Because Nginx also uses the OpenSSL for cryptographic operations, support for PKCS #11 must go through the openssl-pkcs11 engine. Nginx currently supports only loading private keys from an HSM, and a certificate must be provided separately as a regular file. Modify the ssl_certificate and ssl_certificate_key options in the server section of the /etc/nginx/nginx.conf configuration file:

ssl_certificate     /path/to/cert.pem
ssl_certificate_key "engine:pkcs11:pkcs11:token=softhsm;id=%01;type=private?pin-value=111111";

Note that the engine:pkcs11: prefix is needed for the PKCS #11 URI in the Nginx configuration file. This is because the other pkcs11 prefix refers to the engine name.

4.4. Configuring applications to authenticate using certificates from smart cards

  • The wget network downloader enables you to specify PKCS #11 URIs instead of paths to locally stored private keys, and thus simplifies creating scripts for tasks that require safely stored private keys and certificates. For example:

    $ wget --private-key 'pkcs11:token=softhsm;id=%01;type=private?pin-value=111111' --certificate 'pkcs11:token=softhsm;id=%01;type=cert'

    See the wget(1) man page for more information.

  • Specifying PKCS #11 URI for use by the curl tool is analogous:

    $ curl --key 'pkcs11:token=softhsm;id=%01;type=private?pin-value=111111' --cert 'pkcs11:token=softhsm;id=%01;type=cert'

    See the curl(1) man page for more information.

  • The Firefox web browser automatically loads the p11-kit-proxy module. This means that every supported smart card in the system is automatically detected. For using TLS client authentication, no additional setup is required and keys from a smart card are automatically used when a server requests them.

Using PKCS #11 URIs in custom applications

If your application uses the GnuTLS or NSS library, support for PKCS #11 URIs is ensured by their built-in support for PKCS #11. Also, applications relying on the OpenSSL library can access cryptographic hardware modules thanks to the openssl-pkcs11 engine.

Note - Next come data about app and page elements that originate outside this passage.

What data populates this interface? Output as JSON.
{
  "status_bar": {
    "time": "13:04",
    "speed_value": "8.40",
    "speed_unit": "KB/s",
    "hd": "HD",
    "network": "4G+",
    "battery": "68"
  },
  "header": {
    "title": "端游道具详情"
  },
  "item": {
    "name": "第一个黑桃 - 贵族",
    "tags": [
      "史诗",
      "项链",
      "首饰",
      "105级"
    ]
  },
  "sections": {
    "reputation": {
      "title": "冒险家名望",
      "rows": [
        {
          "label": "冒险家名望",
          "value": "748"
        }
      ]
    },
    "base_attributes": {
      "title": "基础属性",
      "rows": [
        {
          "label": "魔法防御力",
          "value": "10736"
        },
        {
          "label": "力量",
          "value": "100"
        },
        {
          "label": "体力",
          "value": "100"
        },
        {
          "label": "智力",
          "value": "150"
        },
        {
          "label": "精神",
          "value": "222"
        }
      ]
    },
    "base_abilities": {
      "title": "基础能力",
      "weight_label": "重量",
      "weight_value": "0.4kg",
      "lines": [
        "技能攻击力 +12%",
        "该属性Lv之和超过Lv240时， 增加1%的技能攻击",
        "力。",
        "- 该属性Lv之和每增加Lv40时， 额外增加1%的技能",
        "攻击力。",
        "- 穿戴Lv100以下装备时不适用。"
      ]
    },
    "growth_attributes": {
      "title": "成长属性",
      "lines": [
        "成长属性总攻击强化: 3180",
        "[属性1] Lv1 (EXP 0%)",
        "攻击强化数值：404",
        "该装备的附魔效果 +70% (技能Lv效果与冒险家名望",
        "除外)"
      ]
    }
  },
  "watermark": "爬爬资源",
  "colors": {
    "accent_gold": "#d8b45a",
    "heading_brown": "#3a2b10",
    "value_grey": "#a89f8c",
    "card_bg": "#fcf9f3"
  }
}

With applications that require working with private keys on smart cards and that do not use NSS, GnuTLS, or OpenSSL, use p11-kit to implement registering PKCS #11 modules.

See the p11-kit(8) man page for more information.